It’s funny how a poem can capture a particular moment, so that when you read it years later that whole period of life comes back. Here’s one I wrote when my kids (now grown or nearly grown) were little. I’ve never shared it, since I didn’t consider it a “real” poem and probably intended to revise it. Here it is:


I should be
rewriting a children’s story.
It’s due today
and my son has set a buzzer on the stove
for when I have to leave for an afternoon meeting.
Today the yard is bursting rhododendrons
like buttered popcorn.
Bees lift and hover in the pollen cups.
Instead of writing for my deadline
I am thinking about theology
of how God could infuse the yellow azaleas
outside the picture window
and my sleeping dog here on the carpet
and where the telephone pole across the street
fits into all this.
The story
is about bullies and playground power
and I’m wondering how senators cling
to a Jesus I don’t know and quote Ghengis Khan
and call it holy.
I don’t understand much beyond the asphalt
of the schoolyard
and the bees and the azaleas
and my dog.
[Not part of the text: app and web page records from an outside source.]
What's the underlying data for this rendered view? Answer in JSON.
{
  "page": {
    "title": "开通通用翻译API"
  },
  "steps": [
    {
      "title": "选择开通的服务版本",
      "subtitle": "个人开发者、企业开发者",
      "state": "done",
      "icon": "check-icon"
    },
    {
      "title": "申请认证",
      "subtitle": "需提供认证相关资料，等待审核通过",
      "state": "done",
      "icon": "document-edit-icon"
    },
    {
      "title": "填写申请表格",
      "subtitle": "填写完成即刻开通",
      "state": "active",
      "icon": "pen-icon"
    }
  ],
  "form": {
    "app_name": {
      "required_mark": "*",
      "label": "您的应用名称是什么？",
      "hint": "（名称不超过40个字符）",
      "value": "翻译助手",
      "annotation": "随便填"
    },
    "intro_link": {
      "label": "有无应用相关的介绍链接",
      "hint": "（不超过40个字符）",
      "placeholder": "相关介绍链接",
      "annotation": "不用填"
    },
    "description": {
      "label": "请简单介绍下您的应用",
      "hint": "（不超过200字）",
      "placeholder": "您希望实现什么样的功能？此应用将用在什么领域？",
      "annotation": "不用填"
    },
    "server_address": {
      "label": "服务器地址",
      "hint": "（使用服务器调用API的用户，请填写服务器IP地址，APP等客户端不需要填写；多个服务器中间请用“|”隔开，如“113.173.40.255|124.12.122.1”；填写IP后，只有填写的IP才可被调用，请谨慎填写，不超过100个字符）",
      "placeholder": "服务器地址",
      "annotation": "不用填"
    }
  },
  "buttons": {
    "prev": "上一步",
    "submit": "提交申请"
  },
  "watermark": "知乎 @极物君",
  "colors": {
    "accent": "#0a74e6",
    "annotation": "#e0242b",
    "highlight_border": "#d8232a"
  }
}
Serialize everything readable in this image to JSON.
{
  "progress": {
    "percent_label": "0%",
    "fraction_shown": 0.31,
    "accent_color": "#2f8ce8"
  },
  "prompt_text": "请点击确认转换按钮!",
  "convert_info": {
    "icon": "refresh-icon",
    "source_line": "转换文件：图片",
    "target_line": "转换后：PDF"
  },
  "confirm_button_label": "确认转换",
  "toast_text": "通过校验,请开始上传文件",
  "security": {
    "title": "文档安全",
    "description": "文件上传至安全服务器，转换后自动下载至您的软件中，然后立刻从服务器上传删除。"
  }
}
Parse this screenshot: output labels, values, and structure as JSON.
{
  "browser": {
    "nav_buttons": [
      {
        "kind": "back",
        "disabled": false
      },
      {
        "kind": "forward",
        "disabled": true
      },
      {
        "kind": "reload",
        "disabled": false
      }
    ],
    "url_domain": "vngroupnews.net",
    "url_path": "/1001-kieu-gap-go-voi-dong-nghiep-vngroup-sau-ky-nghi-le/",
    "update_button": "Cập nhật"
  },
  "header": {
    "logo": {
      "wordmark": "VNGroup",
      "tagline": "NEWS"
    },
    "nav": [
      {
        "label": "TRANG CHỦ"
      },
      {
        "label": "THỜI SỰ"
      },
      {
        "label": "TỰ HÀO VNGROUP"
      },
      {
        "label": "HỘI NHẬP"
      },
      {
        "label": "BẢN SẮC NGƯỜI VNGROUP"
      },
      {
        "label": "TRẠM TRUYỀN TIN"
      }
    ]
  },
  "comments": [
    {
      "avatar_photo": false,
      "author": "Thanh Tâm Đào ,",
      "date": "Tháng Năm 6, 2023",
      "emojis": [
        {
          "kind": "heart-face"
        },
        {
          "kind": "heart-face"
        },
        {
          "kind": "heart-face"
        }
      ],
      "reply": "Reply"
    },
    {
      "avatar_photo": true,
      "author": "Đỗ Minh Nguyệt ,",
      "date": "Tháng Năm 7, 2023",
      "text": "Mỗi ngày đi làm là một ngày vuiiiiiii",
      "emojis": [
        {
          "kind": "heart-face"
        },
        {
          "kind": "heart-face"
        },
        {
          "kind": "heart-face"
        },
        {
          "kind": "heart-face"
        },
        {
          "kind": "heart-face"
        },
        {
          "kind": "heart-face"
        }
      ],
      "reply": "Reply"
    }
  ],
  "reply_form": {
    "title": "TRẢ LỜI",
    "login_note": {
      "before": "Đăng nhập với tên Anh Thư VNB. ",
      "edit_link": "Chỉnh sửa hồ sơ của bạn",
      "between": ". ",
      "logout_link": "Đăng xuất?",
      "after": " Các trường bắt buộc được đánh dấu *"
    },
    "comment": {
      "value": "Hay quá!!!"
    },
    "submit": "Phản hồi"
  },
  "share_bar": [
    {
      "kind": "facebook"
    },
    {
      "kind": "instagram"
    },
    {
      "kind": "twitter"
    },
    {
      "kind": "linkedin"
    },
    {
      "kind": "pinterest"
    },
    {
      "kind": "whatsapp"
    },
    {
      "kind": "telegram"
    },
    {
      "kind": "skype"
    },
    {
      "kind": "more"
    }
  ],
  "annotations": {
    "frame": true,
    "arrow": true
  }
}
This morning I heard the Nobel laureate who
discovered the DNA helix. He was talking
about women who may abort their babies
for frivolous reasons like eye color
but said we must use common sense and that most
people weren’t that silly and that we have to allow
silliness in some people.
Maybe he’s right and I’m ridiculous to let the bees outside
when they are trapped behind the picture window
and to call a fetus holy.
I was thinking that I won’t win the Nobel, ever
and, that being the case, what is
my purpose in the world?
I don’t play violin
like Itzhak Perlman and I don’t write
like Annie Dillard and I’m not writing now,
only observing bees and forgetting about
the buzzer on the stove
and the telephone pole
and now my dog is waking.
He looks at me
and winks.
Finding Old Poems I

Leave a Reply

Your email address will not be published. Required fields are marked *

This site uses Akismet to reduce spam. Learn how your comment data is processed.